According to Get It Online, a recent report stated that up to 25% of road accidents are caused by talking or texting on a cell phone while driving. This distraction results in a 37% decrease in parietal lobe activity in the brain. Also, a single use of a phone represents an average of 52 seconds of distracted driving. At 60kmph, this is equivalent to driving “blind” for one kilometre, increasing the likelihood of an accident by four times.
I really don’t think we need to convince anyone that drinking and driving leads to death. Even the slightest amount of alcohol has been proven to slow reflexes and concentration and impairs the processing and rational response to your senses.
So in short, maybe the best way to share why we are so passionate about car seat safety for our kids, is to share more about the differences between then and now…
When it comes to the most precious gifts we are ever given, why put their lives into the hands of others? Strangers in over 12 million cars, 9 million of them having likely been drinking, 3 million of them playing with their cell phones and all of them driving too fast. And 93% of the children in those cars are jumping around the back seat, distracting their parents or grandparents, because they are not using the car seats they so desperately need.
Car passenger deaths are the fourth leading cause of unnatural deaths of children in South Africa.
Car seats save lives.
Please share this article on all your social media channels. Tag your family and friends. “Accidentally” cc that person you have been trying to get through to in an email.
With statistics saying that up to 93% of people aren’t strapping in their kids… We ALL know somebody who is adding to that number.
“You have the power to save a little life.
One share, seen by one person, who straps in one child, saves a life.
#CarseatFullstop. Every child. Every time. No matter what.”
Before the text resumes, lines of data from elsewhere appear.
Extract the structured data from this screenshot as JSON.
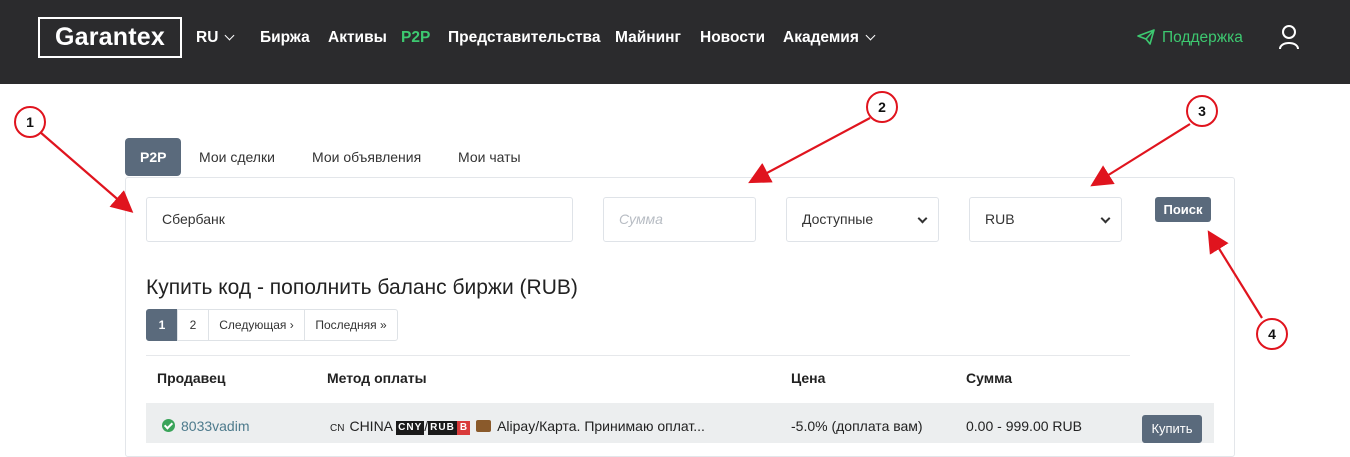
{
  "header": {
    "logo": "Garantex",
    "nav": [
      {
        "label": "RU",
        "dropdown": true
      },
      {
        "label": "Биржа"
      },
      {
        "label": "Активы"
      },
      {
        "label": "P2P",
        "active": true
      },
      {
        "label": "Представительства"
      },
      {
        "label": "Майнинг"
      },
      {
        "label": "Новости"
      },
      {
        "label": "Академия",
        "dropdown": true
      }
    ],
    "support": "Поддержка",
    "user_icon": "user-icon",
    "accent_color": "#3dc870",
    "bg_color": "#2b2b2d"
  },
  "tabs": [
    "P2P",
    "Мои сделки",
    "Мои объявления",
    "Мои чаты"
  ],
  "filters": {
    "payment_value": "Сбербанк",
    "amount_placeholder": "Сумма",
    "availability_selected": "Доступные",
    "currency_selected": "RUB",
    "search_label": "Поиск"
  },
  "heading": "Купить код - пополнить баланс биржи (RUB)",
  "pagination": [
    "1",
    "2",
    "Следующая ›",
    "Последняя »"
  ],
  "table": {
    "columns": [
      "Продавец",
      "Метод оплаты",
      "Цена",
      "Сумма"
    ],
    "rows": [
      {
        "seller": "8033vadim",
        "flag": "CN",
        "country": "CHINA",
        "tag1": "CNY",
        "tag2": "RUB",
        "method": "Alipay/Карта. Принимаю оплат...",
        "price": "-5.0% (доплата вам)",
        "amount": "0.00 - 999.00 RUB",
        "action": "Купить"
      }
    ]
  },
  "annotations": [
    "1",
    "2",
    "3",
    "4"
  ],
  "annotation_color": "#e0141e"
}
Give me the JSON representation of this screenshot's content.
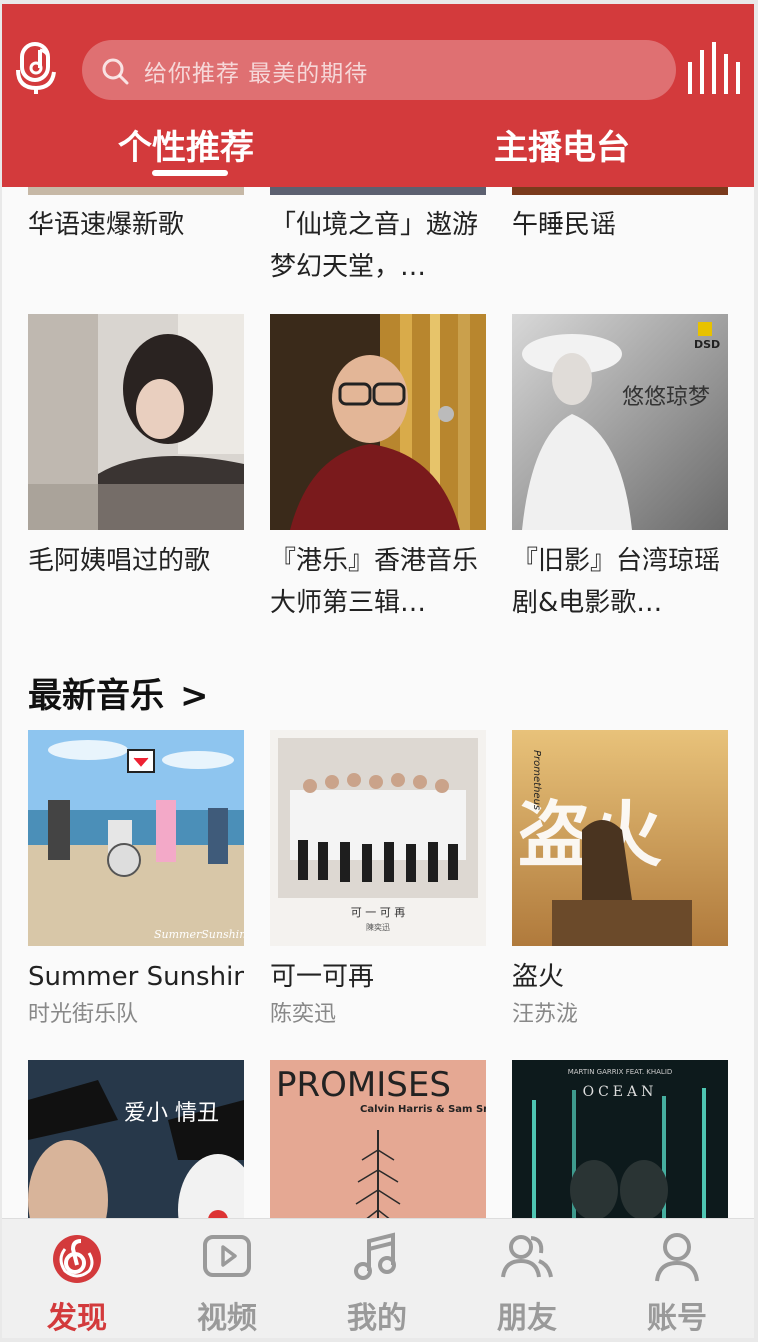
{
  "header": {
    "search_placeholder": "给你推荐  最美的期待",
    "tabs": [
      {
        "label": "个性推荐",
        "active": true
      },
      {
        "label": "主播电台",
        "active": false
      }
    ],
    "accent_color": "#d33a3c"
  },
  "playlists_row1": [
    {
      "title": "华语速爆新歌"
    },
    {
      "title": "「仙境之音」遨游梦幻天堂，…"
    },
    {
      "title": "午睡民谣"
    }
  ],
  "playlists_row2": [
    {
      "title": "毛阿姨唱过的歌"
    },
    {
      "title": "『港乐』香港音乐大师第三辑…"
    },
    {
      "title": "『旧影』台湾琼瑶剧&电影歌…"
    }
  ],
  "latest_music": {
    "title": "最新音乐",
    "arrow": ">",
    "items": [
      {
        "title": "Summer Sunshin",
        "artist": "时光街乐队",
        "cover_text": "SummerSunshine"
      },
      {
        "title": "可一可再",
        "artist": "陈奕迅",
        "cover_text": "可 一 可 再",
        "cover_subtext": "陳奕迅"
      },
      {
        "title": "盗火",
        "artist": "汪苏泷",
        "cover_text": "盗火",
        "cover_side": "Prometheus"
      }
    ],
    "row2_covers": [
      {
        "cover_text": "爱小 情丑"
      },
      {
        "cover_text": "PROMISES",
        "cover_subtext": "Calvin Harris & Sam Smith"
      },
      {
        "cover_text": "OCEAN",
        "cover_subtext": "MARTIN GARRIX FEAT. KHALID"
      }
    ]
  },
  "cover_badges": {
    "dsd": "DSD",
    "album_title_4": "悠悠琼梦"
  },
  "bottom_nav": [
    {
      "label": "发现",
      "icon": "netease-music-icon",
      "active": true
    },
    {
      "label": "视频",
      "icon": "video-icon",
      "active": false
    },
    {
      "label": "我的",
      "icon": "music-note-icon",
      "active": false
    },
    {
      "label": "朋友",
      "icon": "friends-icon",
      "active": false
    },
    {
      "label": "账号",
      "icon": "account-icon",
      "active": false
    }
  ]
}
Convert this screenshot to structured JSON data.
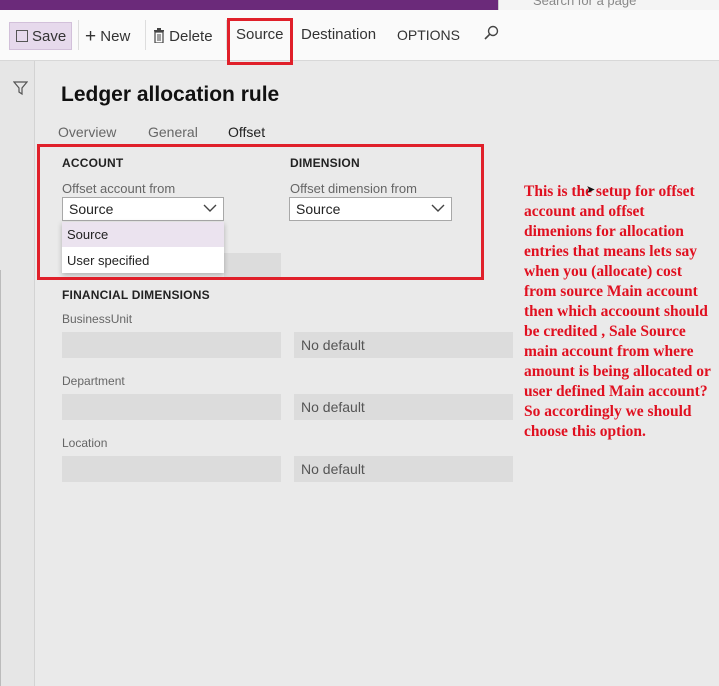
{
  "search": {
    "placeholder": "Search for a page"
  },
  "toolbar": {
    "save": "Save",
    "new": "New",
    "delete": "Delete",
    "source": "Source",
    "destination": "Destination",
    "options": "OPTIONS"
  },
  "form": {
    "title": "Ledger allocation rule",
    "tabs": [
      "Overview",
      "General",
      "Offset"
    ],
    "account": {
      "header": "ACCOUNT",
      "label": "Offset account from",
      "value": "Source",
      "options": [
        "Source",
        "User specified"
      ]
    },
    "dimension": {
      "header": "DIMENSION",
      "label": "Offset dimension from",
      "value": "Source"
    },
    "financial": {
      "header": "FINANCIAL DIMENSIONS",
      "rows": [
        {
          "label": "BusinessUnit",
          "value": "No default"
        },
        {
          "label": "Department",
          "value": "No default"
        },
        {
          "label": "Location",
          "value": "No default"
        }
      ]
    }
  },
  "annotation": {
    "text": "This is the setup for offset account and offset dimenions for allocation entries that means lets say when you (allocate) cost from source Main account then which accoount should be credited , Sale Source main account from where amount is being allocated or user defined Main account? So accordingly we should choose this option.",
    "color": "#e01020"
  },
  "colors": {
    "highlight": "#e0202a",
    "brand": "#6b2a7a"
  }
}
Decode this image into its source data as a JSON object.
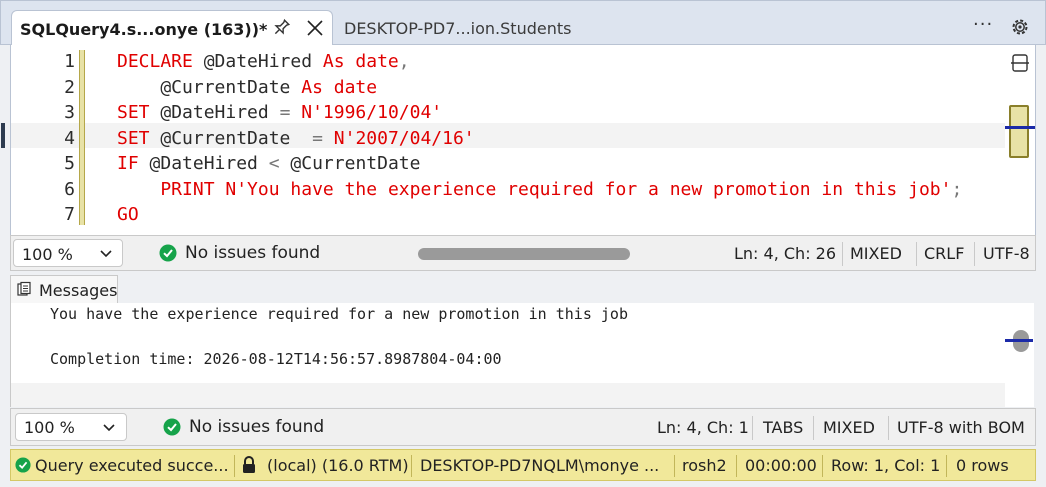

If you are on the market for a new car seat, you can support #CarseatFullstop by buying your little one of the safest car seats in the world through us. Join the “BeSafe with #CarseatFullstop” group on Facebook here: www.facebook.com/groups/supportcarseatfullstop and any profits will go to keeping the #CarseatFullstop initiative running! If you have any questions, you can ask them in the groups or email me on [email protected].
If you have an old unused car seat gathering dust in your garage, please consider donating it to our very favourite NPO, Wheel Well. You can drop your seat at your closest Renault dealership and they will get the seat to Peggie and her team. They will clean and safety check it, before giving it a new home with somebody in need for a small donation.
Nothing bothers me more in life than seeing a child who is not strapped in. My parents don’t use the car seat if they have the kids visiting them. I leave the seat behind and they keep it in the house. I simply cannot just tell them what to do.
I withheld visits unless they complied. 16 years ago was a worse attitude than now, but thanks to me refusing to back down, they actually bought a carseat for the grandkids staying with them. Worth every fight
I totally get this. Most weekends I have to beg my daughters grandparents to put her in her car seat. They don’t understand the importance of it. It’s so frustrating.
So thankful that my sons grandparents adhere to my no seat, no travel rule